A recent meta-analysis published in the journal Nature concluded that agreeableness is about 50 per cent genetic. According to The Future of Secularism, “adults who score high on agreeableness tend to invest heavily in both religious and family life”. More controversially, the study cites evidence that intelligence is falling across the West, due to declining fertility among the highly educated, and that “since intelligent individuals are somewhat less likely to be religious, a decline in mean IQ could result in greater average religiosity”.
This is highly contentious – perhaps less so to believers than to secular liberals for whom equality is a sacred idea – but that doesn’t necessarily mean that it’s untrue. Today Christianity has become a victim of its own success. Its ideas about the dignity of the poor and vulnerable, and the rights of the individual – alien to much of the world – have evolved into progressivism, a secular heresy which now deems Christianity irrelevant.

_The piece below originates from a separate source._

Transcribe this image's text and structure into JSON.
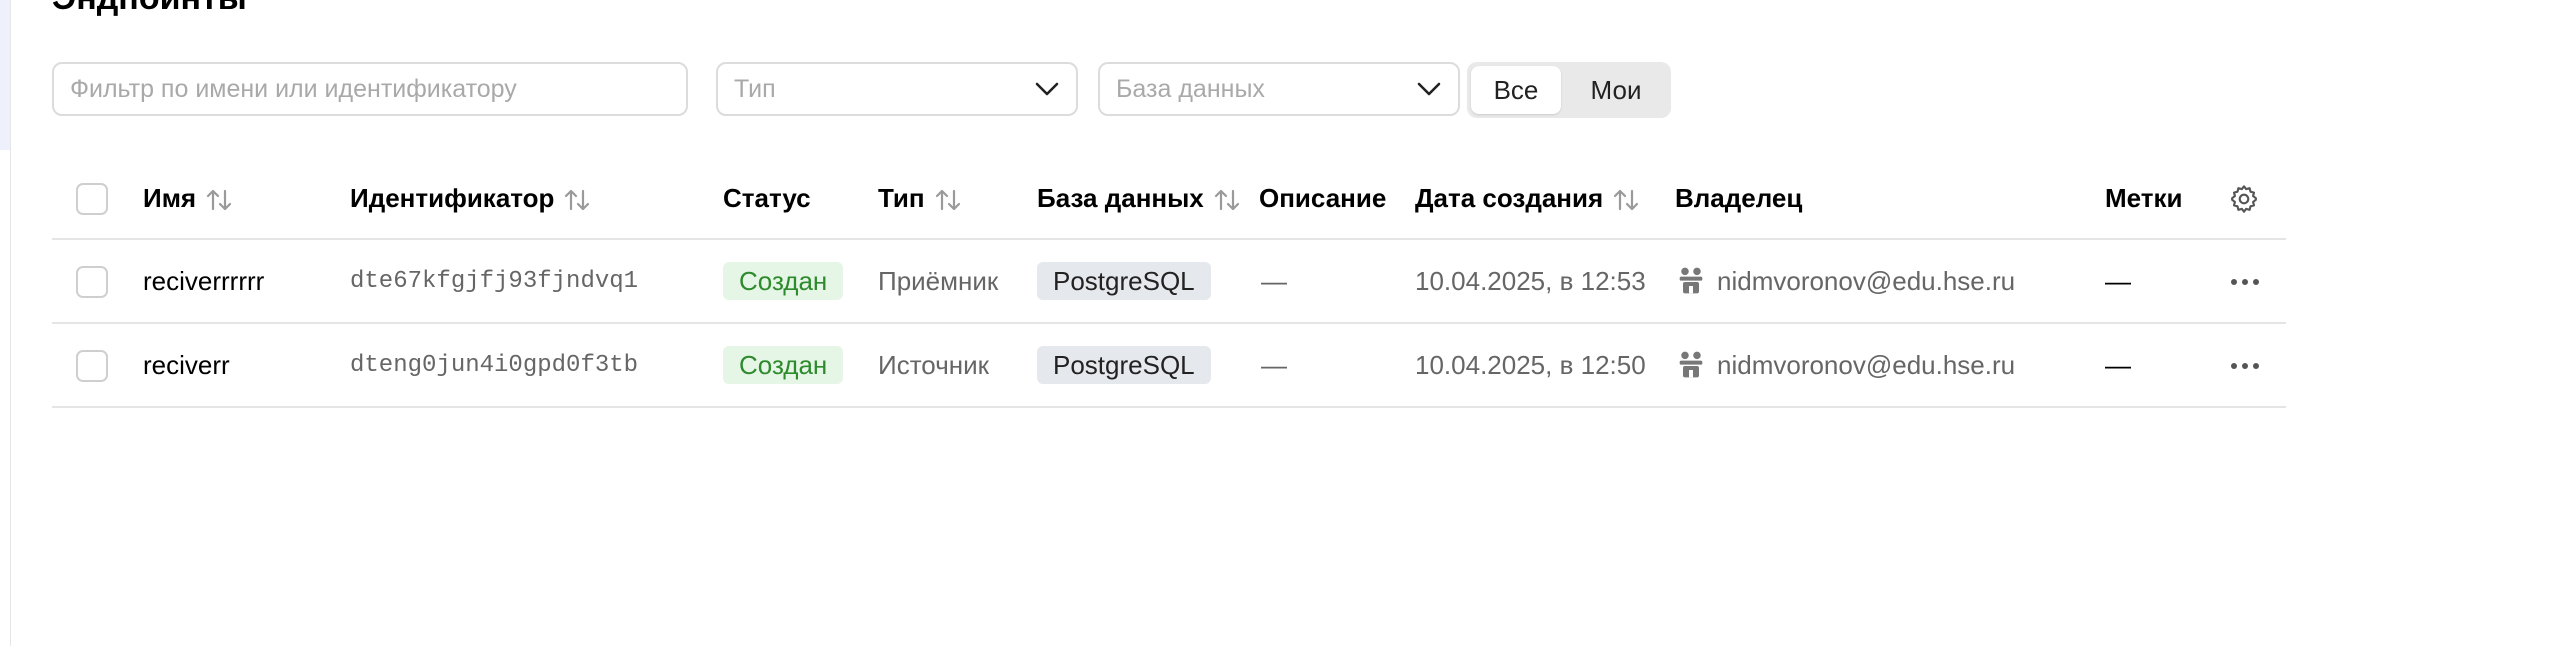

Yet it is secularism that is perhaps selecting people carrying more specifically religious traits, since these selection effects only come into play with the advent of birth control, as “individuals who were most successful in curtailing their fertility during this time were the most highly educated and the least religious”.
Edward Dutton, one of the authors of the study, says: “When I was doing my PhD we read secularisation theory – ‘God is dead’ – but secularisation is just objectively wrong. The problem is that it’s not underpinned by biology. The assertion of God’s death is a bit premature. He didn’t die, he just got a bit ill, but because of the fertility rates, society is likely to become more religious.”
Eric Kaufmann, however, is sceptical about some of The Future of Secularism’s claims. He calls the link between religion and intelligence “a huge leap”.
“It may be that the religious rump really are the low-IQ and they have more kids,” he says, “but recent evidence in the West shows that fertility is higher among Masters-educated women than BA or high school. Also that church attendance is higher among the middle than lower class. And we know that Mormons who are successful have more kids than less successful Mormons – indeed, the lower class are generally less churched than the middle. So it’s a complicated story.”
He argues that retention is the biggest issue, and notes that mainstream Christian churches are continuing to lose huge numbers. “The long-term future is one based on religious return via demography,” he says, “though I would say this will be achieved mainly by closed, endogamous, pro-natalist sects and not by the major proselytising branches of the world religions.”
The biggest winner, according to the new paper, will be Islam. Currently, about a fifth of all humans are Muslim, but his will rise to one in four by 2100. In addition to Muslims having the highest reproduction rates, “Islam retains membership unusually well due in part to harsh sanctions imposed for members renouncing Islam”.
The Dutch scholar Hans Jansen once remarked that “For a century and a half, secularists have been announcing the end of religion as pious Jews announce the coming of the Messiah.” It seems that they will have as long a wait.
Ed West is a journalist and author
This article first appeared in the May 5 2017 issue of the Catholic Herald. To read the magazine in full, from anywhere in the world, go here